Referring now to FIG. 5, there is yet another alternative embodiment of the present invention. This embodiment differs from previously discussed embodiments insofar as second portion 26 may be seen to lie, in part, in a different plane from first portion 24 (in fact, second portion 26 lies in three planes, only one of which is the plane of first portion 24). This embodiment, although not “flat” like previous embodiments, offers greater real estate for mounting memory elements without requiring an increase in height. It can also, in certain circumstances, make the best use possible of constrained space.
Looking at the instant invention in another way, the instant invention comprises a memory module with an area that extends beyond its connector footprint. Couched in method terms, the instant invention is practiced when memory elements are mounted on such a module so that at least a portion of the memory is disposed in the area that extends beyond the module's connector footprint, and when such a memory module is connected to a computer system.

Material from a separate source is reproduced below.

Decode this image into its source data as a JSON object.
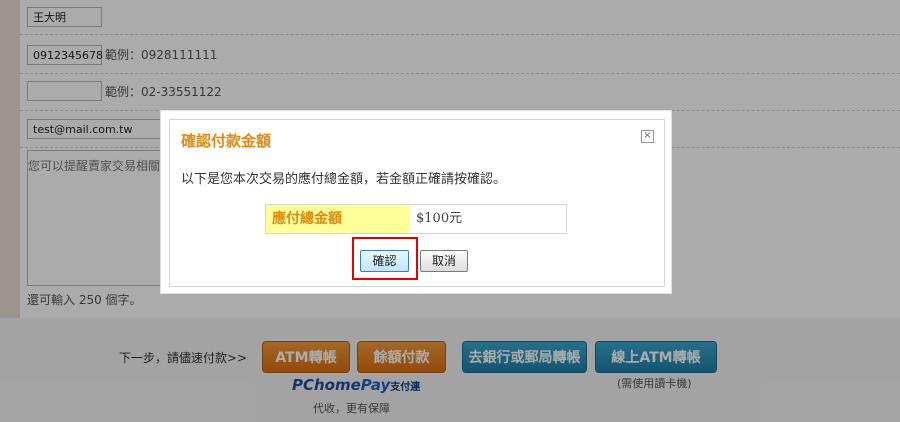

Based upon the foregoing, those skilled in the art should now recognize and appreciate how the present invention effectively introduces new forms of memory modules, and how the present invention also provides simple methods and apparatus for maximizing DRAM density within the space constraints of existing computer systems. Towards this end, those skilled in the art should also readily understand and appreciate how the advantages of the present invention can be maximized by use of SOIC (small plastic dual in-line packages, usually with “gull wing” feet, designed for surface mounting) and SOJ (“Small Outline, J bend”—i.e., an SOIC package with j-bend leads) packages. Being “small outline” packages, they inherently take up less precious real estate on the module. Those skilled in the art should also readily understand and appreciate how the present invention offers a module designer a greater number of options regarding buffer placement on modules, which follows also from the greater amount of real estate available.
Although preferred embodiments of the method and apparatus of the present invention have been illustrated in the accompanying drawings and described in the foregoing detailed description, it will be understood that the invention is not limited to the embodiment disclosed, but is capable of numerous rearrangements, modifications and substitutions without departing from the spirit of the invention as set forth and defined by the following claims. For example, while the preferred embodiments depicted and described herein have been discussed as having “height” limitations, it should also be understood that they could be disposed in systems in other than “standing up” attitudes, which would effectively impose what would be more accurately referred to as “length” limitations. Other attitudes are possible. Still, the fact remains that evolving computer systems include less and less space for memory modules, and such modules can grow more effectively in more than one, rather than merely one, direction.